The systems were designed for Facebook's new data centre in Oregon, which it says runs at a power usage effectiveness (PUE) of 1.07.

In what it calls the Open Compute Project, Facebook is publishing everything from the server specification and rack design to the configuration of its power infrastructure and cooling systems.

The company says it hopes other organisations use the specifications to find flaws and to develop improvements. Computer maker Dell and US distributor Synnex have said they will sell equipment built to Facebook's specifications.

Facebook has come under criticism for its energy footprint, especially from activist group Greenpeace, which last year slammed the company's use of coal generation to power the Oregon facility.

The Open Compute Project was not enough to silence Greenpeace's criticisms. "It’s commendable that Facebook is working to increase the energy efficiency of its business, and specifically its data centres, an area of neglect for many years," said Greenpeace campainger Casey Harrell in a statement. "But as the global warming footprint of the IT industry, and Facebook specifically, continues to grow significantly, a focus on energy efficiency alone will only slow the speeding train of unsustainable emissions growth. Efficiency is simply not enough

“If Facebook wants to be a truly green company, it needs to reduce its greenhouse gas emissions," Harrell commented. "The way to do that is decouple its growth from its emissions footprint by using clean, renewable energy to power its business instead of dirty coal and dangerous nuclear power."

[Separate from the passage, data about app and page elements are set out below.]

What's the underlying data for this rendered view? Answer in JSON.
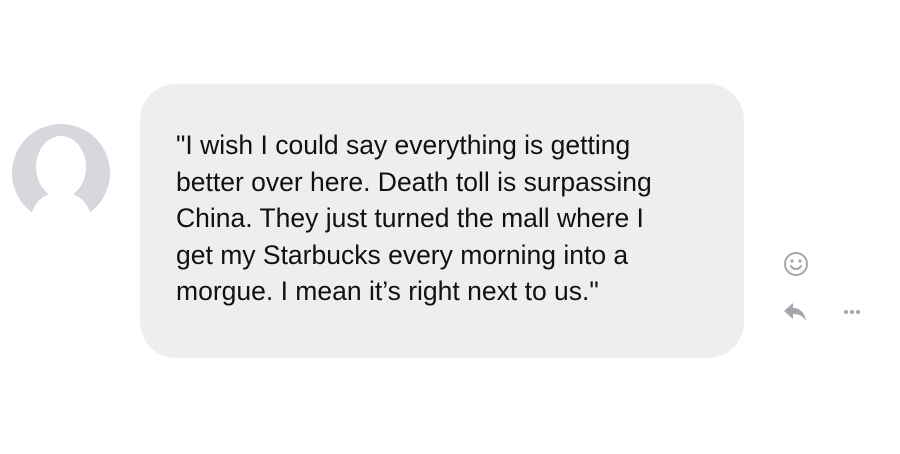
{
  "message": {
    "text": "\"I wish I could say everything is getting\nbetter over here. Death toll is surpassing\nChina. They just turned the mall where I\nget my Starbucks every morning into a\nmorgue. I mean it’s right next to us.\""
  },
  "icons": {
    "avatar": "default-profile-avatar",
    "react": "smiley-face-icon",
    "reply": "reply-arrow-icon",
    "more": "more-dots-icon"
  },
  "colors": {
    "bubble_background": "#eeeeee",
    "avatar_background": "#d6d8de",
    "icon_gray": "#a3a6ab"
  }
}
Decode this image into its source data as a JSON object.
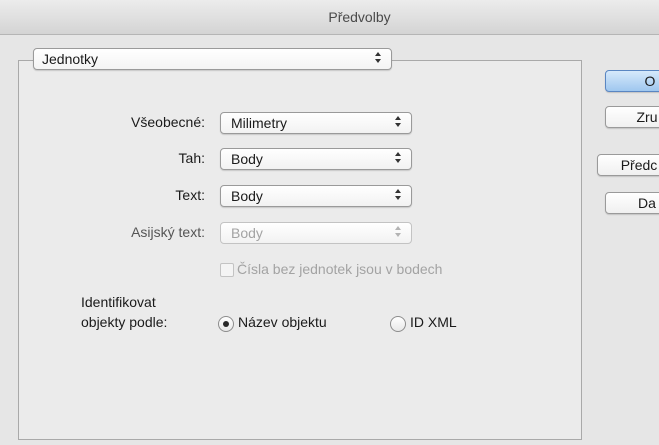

Like Google and Yahoo before it, Facebook has made a number of the internally-developed technologies publicly available under an open source license. Examples include non-relational database NoSQL and Hive, a highly-scalable data warehouse system.